Eli Sanders, CC ’99, doesn’t remember much of Kenneth Jackson’s History of the City of New York class.
“I took a really good nap in the back aisle—but I had a really good time on the bike tour,” Sanders, winner of the 2012 Pulitzer Prize for Feature Writing, said via phone on Wednesday.
He also doesn’t remember his Literature Humanities teacher’s name—though he loved the class, as it “forced you to read great stories”—but he does remember the unmentionable things he did in the Spectator office’s dark room as editor in chief in 1998.
Spectator “ate my life in college, but it was really fucking fun,” he said. “Every day you’d show up after class, have dinner and arguments and little triumphs, hopefully maybe a lot of laughs, but usually too few, with a bunch of people who you love and hate and can’t stand and at some point can’t believe you’re not with anymore.”
But Sanders said it’s funny how little has changed.
A Seattle native, he interned at the Seattle Times directly after graduating from Columbia, and after a three-year residency took up bike messengering. That’s still among his favorite jobs, along with being a delivery boy of “a pint of Ben & Jerry’s and a movie and condoms” for the dot-com business Kozmo.

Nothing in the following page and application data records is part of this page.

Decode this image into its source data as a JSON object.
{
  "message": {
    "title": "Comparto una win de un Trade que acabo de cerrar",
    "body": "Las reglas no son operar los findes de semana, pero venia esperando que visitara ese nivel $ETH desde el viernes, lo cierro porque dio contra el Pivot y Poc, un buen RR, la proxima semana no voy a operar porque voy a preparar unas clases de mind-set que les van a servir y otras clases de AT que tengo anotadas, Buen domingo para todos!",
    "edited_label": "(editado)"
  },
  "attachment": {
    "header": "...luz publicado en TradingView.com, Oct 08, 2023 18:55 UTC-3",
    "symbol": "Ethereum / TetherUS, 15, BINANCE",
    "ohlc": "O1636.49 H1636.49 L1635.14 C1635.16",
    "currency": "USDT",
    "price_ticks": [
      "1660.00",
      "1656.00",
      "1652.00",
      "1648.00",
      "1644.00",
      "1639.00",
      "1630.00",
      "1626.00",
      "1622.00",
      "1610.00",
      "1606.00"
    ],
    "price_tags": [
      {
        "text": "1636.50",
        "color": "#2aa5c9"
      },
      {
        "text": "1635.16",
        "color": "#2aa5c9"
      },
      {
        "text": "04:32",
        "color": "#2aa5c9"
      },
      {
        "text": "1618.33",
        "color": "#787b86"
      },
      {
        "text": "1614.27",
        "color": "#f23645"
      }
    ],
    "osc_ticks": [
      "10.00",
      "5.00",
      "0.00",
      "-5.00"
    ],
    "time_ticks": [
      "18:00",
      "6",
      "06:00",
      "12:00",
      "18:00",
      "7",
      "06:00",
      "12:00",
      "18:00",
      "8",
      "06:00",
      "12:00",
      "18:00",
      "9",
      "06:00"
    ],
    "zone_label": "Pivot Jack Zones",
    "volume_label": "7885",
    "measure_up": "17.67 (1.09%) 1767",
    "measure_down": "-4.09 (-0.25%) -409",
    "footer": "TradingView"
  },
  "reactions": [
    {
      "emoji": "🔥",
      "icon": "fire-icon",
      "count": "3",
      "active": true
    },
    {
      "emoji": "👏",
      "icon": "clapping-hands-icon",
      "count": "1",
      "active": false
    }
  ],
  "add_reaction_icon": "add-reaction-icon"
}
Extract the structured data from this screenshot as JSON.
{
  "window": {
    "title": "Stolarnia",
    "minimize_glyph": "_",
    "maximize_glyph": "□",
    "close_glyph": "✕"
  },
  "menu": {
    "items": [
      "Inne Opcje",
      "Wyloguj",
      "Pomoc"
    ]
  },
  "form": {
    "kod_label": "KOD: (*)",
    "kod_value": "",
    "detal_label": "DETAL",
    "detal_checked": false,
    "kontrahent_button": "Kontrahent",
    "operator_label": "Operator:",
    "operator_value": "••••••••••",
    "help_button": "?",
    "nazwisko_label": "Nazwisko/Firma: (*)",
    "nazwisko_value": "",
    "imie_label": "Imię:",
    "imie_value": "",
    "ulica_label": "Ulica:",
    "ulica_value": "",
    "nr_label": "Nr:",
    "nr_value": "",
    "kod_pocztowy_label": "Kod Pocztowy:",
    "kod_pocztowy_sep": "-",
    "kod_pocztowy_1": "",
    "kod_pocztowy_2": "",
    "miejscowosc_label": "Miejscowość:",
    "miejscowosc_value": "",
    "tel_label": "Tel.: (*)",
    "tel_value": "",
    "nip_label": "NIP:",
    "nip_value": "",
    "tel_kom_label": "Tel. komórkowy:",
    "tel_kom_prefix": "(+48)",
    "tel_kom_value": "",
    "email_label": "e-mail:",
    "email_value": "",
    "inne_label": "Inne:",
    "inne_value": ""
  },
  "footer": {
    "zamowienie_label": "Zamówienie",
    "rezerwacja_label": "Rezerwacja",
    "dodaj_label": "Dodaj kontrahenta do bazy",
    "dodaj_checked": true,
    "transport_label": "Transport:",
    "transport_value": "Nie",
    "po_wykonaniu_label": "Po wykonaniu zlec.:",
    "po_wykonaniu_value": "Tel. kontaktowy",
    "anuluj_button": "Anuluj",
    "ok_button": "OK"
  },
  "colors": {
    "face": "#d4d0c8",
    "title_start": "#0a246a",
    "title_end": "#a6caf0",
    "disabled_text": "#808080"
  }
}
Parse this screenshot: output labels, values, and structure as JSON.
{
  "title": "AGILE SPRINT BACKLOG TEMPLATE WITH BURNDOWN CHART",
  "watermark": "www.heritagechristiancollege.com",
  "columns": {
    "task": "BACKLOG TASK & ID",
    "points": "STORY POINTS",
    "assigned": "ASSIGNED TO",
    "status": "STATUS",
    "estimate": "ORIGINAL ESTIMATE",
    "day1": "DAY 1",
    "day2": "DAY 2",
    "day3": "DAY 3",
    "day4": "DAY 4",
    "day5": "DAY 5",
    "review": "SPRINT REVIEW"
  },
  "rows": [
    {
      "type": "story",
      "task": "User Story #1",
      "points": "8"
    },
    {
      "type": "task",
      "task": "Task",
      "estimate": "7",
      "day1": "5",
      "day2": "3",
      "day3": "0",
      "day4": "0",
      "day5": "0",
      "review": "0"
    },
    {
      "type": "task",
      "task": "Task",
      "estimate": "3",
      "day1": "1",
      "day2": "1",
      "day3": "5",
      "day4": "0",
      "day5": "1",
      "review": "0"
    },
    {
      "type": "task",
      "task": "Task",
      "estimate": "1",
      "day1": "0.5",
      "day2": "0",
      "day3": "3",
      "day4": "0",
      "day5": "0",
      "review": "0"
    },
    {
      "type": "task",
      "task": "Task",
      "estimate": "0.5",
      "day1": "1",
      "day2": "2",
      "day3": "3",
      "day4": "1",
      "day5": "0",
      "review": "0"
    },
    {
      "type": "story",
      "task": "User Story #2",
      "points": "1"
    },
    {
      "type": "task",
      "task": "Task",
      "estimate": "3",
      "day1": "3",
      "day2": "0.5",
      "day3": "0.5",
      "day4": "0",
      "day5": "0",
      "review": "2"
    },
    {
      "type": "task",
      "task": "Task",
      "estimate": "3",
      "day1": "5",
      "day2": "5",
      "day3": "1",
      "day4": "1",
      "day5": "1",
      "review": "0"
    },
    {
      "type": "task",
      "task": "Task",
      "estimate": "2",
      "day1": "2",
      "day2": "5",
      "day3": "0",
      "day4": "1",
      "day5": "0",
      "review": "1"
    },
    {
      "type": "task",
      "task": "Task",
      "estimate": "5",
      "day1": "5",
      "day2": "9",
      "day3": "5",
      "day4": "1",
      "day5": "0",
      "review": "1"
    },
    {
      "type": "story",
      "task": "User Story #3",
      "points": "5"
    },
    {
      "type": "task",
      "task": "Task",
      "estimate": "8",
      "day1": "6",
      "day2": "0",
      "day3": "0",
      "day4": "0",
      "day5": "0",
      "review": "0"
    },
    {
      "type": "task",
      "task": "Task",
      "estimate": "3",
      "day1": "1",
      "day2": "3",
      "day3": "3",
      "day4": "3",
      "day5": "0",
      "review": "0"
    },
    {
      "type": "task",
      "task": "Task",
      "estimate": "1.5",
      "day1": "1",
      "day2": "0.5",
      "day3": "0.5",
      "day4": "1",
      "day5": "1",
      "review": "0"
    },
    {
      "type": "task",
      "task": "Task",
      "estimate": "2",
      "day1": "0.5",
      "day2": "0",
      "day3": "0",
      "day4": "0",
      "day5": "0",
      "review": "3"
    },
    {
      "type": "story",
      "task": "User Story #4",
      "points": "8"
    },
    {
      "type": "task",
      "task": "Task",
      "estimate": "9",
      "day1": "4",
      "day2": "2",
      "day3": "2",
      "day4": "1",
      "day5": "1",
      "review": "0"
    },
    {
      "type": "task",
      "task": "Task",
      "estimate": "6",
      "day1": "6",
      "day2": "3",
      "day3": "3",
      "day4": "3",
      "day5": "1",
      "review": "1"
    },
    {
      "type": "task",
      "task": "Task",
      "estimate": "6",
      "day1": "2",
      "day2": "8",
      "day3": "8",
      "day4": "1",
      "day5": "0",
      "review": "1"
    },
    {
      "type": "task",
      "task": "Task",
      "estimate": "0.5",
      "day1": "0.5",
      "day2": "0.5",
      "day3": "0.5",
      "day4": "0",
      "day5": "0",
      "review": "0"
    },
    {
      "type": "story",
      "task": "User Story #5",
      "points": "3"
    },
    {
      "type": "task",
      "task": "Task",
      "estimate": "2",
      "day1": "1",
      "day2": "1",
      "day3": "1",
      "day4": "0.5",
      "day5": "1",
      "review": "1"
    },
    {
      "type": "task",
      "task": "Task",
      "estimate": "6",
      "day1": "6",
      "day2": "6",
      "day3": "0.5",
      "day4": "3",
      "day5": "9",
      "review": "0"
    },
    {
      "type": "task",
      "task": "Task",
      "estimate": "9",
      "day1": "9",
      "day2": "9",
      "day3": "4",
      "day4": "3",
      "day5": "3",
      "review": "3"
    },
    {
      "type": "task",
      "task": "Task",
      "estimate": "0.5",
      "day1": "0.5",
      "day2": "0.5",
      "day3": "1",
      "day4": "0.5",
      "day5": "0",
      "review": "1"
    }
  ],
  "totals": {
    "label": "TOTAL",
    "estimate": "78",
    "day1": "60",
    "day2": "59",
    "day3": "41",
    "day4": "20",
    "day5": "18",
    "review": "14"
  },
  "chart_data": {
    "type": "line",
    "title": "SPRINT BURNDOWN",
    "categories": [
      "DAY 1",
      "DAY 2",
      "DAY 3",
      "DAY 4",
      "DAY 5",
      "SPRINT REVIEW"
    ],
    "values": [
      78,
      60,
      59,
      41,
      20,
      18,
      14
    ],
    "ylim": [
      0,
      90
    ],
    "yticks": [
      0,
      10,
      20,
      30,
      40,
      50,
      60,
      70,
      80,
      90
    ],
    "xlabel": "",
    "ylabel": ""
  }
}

“I knocked on some weird doors answered by some weird people,” Sanders said. In the end, he stuck with journalism, where he still has fun. “Part of what I like about journalism is getting to enter all these corners of the world that you don’t get to enter otherwise.”
After working with the Boston Globe, the New York Times, among others, Sanders settled with Seattle’s The Stranger—a “scrappy little alt-weekly,” as he called it—whose slogan is “Seattle’s Only Newspaper” and whose editor is a sex columnist.
The morning of the Pulitzer Prize announcement, Sanders said he assumed he hadn’t won since he hadn’t received a notification before the results were published. Only after checking the website, showing the page to his editor, and calling someone else to confirm did his win register.
Spectator friends sent him text messages and emails of congratulations upon hearing the announcement. One friend reposted a picture of Sanders—as he writes on his website, “many haircuts ago”—posing with “60 Minutes” journalist Andy Rooney at a Spectator dinner.
“I love that,” he said.
The Stranger is the fifth alternative weekly to win a Pulitzer. The jury called Sanders’ article, “The Bravest Woman in Seattle,” “a haunting story of a woman who survived a brutal attack that took the life of her partner.” The day after the board awarded Sanders the prize, The Stranger wrote that the reaction to the award by the subject of the article was more meaningful than the award itself.
Jennifer Hopper, who remained anonymous until after the piece was published, congratulated him in the office the day of the announcement, saying that she pictured her deceased partner celebrating.
“The reporter-subject relationship is always an unconventional one,” Sanders said. He met her for coffee after the crime in 2009, but since she couldn’t speak to any media during the trial, he said he grew acquainted with her through her testimony. “It was a story that cried out to be written. I didn’t want to let go—I couldn’t let go.”
The heavy material in the case and local nature of the paper forced Sanders and his editor to define what should and should not be said in the piece, a process which Sanders found challenging. Though many comments on his article came from locals who knew those involved, the feature speaks to a wider audience.
Sanders said that while some may have followed the case and forgotten about it, “The Bravest Woman” extracts themes that “can be telling, almost universal issues to explore.”
“The simple fact of her courage … was incredible to watch. Violence, sexual assault, faults in the criminal justice and mental health systems—none of that is unique to Seattle or to the local community,” he said.
Sanders said that he became a journalist to report on stories as compelling as this one, and settled on alt-weekly journalism “to tell the stories that the mainstream media can’t or won’t.” Grateful for the luxury of the long-form, he added, “The world is complicated and it’s hard to describe the world sometimes in a very short story.”
For now, Sanders said he plans to stay at The Stranger. He is in planning stages for his next story.
“I’m pretty well-conditioned at this point to feel like I need to be working. But obviously, this is a great kind of interruption,” he said.